Maguire also mentioned High Speed Internet. Under Bratinas predecessor, Karen Fisher, a Broadband initiative had been undertaken by North Frontenac and Addington Highlands Councils, but nothing has come of it in either township.
Bratina said there is a regionally based initiative starting up for broadband access throughout Eastern Ontario through the Eastern Ontario Wardens Caucus.
She also reported that another initiative undertaken during Karen Fishers tenure, an application for a feasibility study for an incinerator to be shared by North Frontenac and Addington Highlands is moving forward. The Provincially administered Green Enabling Fund had requested revisions to the application, and they have now been completed.
Contract Policing all but ruled out for NF: Councillor Will Cybulski, who has headed a task force on the future of policing in the township, reported that the townships initial interest had been in moving from the current so-called status-quo policing arrangement with the OPP, to a policing contract, which would give the township a greater say in what kinds of service will be provided by the OPP to North Frontenac.
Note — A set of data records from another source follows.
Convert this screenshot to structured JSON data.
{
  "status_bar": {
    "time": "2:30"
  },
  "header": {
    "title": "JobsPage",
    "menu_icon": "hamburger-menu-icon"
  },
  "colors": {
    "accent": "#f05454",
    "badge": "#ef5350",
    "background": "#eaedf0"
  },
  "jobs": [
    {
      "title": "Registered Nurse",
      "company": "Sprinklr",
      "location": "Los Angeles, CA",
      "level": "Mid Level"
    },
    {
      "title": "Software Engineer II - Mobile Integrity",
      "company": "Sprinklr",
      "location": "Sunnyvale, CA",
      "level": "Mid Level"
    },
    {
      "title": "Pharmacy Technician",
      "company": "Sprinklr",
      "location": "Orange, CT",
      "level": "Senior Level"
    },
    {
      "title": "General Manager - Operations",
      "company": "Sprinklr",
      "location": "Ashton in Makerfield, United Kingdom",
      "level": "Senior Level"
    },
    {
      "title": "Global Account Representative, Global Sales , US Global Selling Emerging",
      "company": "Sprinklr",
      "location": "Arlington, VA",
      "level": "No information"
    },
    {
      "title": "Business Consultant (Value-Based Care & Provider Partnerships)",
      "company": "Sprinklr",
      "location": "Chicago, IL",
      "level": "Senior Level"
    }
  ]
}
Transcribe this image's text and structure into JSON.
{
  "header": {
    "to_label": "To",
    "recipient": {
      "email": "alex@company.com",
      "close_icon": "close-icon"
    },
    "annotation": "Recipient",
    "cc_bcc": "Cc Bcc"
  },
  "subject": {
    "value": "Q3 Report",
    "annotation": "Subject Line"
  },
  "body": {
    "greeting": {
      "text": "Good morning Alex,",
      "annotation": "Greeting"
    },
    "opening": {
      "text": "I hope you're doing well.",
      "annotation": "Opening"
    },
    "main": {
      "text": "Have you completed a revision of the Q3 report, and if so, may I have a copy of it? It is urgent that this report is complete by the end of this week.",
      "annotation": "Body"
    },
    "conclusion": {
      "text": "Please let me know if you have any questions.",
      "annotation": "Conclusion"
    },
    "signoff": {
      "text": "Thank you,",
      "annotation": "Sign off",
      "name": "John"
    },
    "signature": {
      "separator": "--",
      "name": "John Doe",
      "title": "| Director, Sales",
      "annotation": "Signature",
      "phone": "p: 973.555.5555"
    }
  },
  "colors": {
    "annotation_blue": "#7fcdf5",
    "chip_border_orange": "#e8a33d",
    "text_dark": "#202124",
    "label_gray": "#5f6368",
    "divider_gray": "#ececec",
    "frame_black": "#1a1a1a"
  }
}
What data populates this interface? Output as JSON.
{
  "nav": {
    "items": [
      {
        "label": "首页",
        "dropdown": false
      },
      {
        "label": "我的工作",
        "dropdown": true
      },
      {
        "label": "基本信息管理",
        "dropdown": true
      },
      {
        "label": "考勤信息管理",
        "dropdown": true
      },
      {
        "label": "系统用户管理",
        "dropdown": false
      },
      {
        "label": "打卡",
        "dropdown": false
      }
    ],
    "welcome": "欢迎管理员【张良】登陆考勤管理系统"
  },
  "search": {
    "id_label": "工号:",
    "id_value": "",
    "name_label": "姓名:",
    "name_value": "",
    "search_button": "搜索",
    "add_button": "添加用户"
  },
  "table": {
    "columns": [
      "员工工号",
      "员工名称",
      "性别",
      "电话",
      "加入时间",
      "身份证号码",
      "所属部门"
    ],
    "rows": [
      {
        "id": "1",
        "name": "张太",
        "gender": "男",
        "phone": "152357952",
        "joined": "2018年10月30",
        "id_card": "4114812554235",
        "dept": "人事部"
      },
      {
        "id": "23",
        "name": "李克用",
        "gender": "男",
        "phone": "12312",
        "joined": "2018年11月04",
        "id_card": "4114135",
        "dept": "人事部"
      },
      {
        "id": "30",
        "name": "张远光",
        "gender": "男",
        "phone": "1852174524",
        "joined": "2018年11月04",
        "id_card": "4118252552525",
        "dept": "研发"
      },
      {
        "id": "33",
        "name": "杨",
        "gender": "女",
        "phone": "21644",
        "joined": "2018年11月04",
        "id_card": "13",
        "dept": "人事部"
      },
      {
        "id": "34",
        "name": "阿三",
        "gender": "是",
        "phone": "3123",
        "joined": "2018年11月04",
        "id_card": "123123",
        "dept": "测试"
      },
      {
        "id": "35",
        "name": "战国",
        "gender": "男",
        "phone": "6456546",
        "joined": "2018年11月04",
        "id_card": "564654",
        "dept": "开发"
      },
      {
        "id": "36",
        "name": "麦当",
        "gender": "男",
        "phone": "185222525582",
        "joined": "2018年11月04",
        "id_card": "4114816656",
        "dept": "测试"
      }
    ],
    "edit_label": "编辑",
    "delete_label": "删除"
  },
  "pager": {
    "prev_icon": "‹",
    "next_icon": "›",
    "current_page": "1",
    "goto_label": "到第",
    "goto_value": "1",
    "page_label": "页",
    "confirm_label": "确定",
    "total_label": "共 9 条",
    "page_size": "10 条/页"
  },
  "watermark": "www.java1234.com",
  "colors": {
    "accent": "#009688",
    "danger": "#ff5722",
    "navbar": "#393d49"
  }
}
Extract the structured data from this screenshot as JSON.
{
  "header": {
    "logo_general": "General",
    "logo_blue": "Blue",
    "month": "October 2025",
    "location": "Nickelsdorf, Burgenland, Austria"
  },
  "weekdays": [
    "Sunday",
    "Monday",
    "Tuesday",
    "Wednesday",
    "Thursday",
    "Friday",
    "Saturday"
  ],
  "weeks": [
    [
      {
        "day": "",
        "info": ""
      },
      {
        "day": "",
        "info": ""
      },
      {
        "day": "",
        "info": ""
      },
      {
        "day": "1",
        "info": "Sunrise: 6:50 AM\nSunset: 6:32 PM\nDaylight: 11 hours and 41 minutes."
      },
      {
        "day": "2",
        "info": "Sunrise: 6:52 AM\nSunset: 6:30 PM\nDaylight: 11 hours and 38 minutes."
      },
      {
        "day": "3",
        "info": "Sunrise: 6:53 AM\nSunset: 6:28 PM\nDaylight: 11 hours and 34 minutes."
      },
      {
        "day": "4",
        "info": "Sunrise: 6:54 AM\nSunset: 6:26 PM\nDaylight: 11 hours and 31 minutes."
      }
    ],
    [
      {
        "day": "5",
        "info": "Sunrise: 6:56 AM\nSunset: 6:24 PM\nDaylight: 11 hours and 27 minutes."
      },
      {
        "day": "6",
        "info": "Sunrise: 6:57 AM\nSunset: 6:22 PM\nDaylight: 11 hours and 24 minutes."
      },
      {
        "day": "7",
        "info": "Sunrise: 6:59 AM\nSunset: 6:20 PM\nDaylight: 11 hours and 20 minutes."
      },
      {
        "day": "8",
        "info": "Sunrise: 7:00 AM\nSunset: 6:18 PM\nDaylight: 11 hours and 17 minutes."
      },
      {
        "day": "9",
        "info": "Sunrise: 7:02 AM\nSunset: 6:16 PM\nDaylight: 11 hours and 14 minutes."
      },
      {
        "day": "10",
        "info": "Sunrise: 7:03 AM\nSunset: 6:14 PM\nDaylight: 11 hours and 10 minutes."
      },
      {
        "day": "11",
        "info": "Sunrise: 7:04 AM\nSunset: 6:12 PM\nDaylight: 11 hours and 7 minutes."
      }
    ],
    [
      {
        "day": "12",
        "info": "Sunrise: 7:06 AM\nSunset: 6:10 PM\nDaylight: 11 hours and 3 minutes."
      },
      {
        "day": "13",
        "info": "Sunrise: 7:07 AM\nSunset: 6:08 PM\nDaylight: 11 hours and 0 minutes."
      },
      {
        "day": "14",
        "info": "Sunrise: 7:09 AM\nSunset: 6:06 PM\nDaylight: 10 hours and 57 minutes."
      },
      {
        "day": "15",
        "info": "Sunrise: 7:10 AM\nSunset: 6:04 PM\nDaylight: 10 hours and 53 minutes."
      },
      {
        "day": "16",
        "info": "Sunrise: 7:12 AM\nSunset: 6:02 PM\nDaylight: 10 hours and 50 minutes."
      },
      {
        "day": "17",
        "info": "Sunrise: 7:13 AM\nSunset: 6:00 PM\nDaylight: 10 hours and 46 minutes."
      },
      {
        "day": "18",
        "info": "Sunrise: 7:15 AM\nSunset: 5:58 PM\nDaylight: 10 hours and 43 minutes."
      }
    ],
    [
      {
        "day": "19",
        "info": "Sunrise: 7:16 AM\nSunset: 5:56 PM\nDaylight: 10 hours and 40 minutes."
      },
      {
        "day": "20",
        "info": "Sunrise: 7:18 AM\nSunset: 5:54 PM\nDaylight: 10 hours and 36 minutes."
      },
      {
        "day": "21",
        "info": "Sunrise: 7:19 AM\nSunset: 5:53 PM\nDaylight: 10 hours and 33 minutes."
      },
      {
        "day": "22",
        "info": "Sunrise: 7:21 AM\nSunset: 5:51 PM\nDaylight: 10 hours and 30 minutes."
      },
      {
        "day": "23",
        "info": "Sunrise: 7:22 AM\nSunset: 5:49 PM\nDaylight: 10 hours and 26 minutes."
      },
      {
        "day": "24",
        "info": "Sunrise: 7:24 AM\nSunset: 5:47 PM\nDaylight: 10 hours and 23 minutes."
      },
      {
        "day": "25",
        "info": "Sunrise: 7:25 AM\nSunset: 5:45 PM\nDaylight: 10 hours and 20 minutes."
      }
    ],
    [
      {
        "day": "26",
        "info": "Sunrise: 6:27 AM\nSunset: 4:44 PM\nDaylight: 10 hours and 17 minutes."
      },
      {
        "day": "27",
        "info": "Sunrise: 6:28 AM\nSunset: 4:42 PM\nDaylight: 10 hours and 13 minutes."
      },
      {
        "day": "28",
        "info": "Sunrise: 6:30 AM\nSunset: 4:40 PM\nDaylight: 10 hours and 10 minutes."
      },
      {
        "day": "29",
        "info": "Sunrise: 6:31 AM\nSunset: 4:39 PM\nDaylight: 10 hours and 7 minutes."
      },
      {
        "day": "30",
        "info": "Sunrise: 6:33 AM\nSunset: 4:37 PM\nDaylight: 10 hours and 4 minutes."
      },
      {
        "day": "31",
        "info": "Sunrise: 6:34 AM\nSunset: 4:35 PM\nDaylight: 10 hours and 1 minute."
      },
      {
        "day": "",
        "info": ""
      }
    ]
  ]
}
However, upon investigation, it looks like Contract Policing will be cost prohibitive Cybulski told Council.
Both Addington Highlands and South Frontenac have policing contracts with the OPP, but in each case costs have been increasing over the years.
Mayor Maguire goes to Ottawa Ron Maguire reported that he, along with 40 mayors from small townships, had attended a meeting with the Caucus of the Conservative Party in Ottawa.
Although wary of duplicating the efforts of the Eastern Ontario Wardens Caucus, which former Frontenac County Reeve Phil Leonard had a major role in developing, Maguire said this informal group of small municipalities (under 25,000) had a good meeting with the opposition caucus.
We spent a long time going over our grievances. I think it was valuable to meet with the other townships and to meet the Conservative Caucus. They might form the next government, so they should understand the concerns of small municipalities, Maguire said.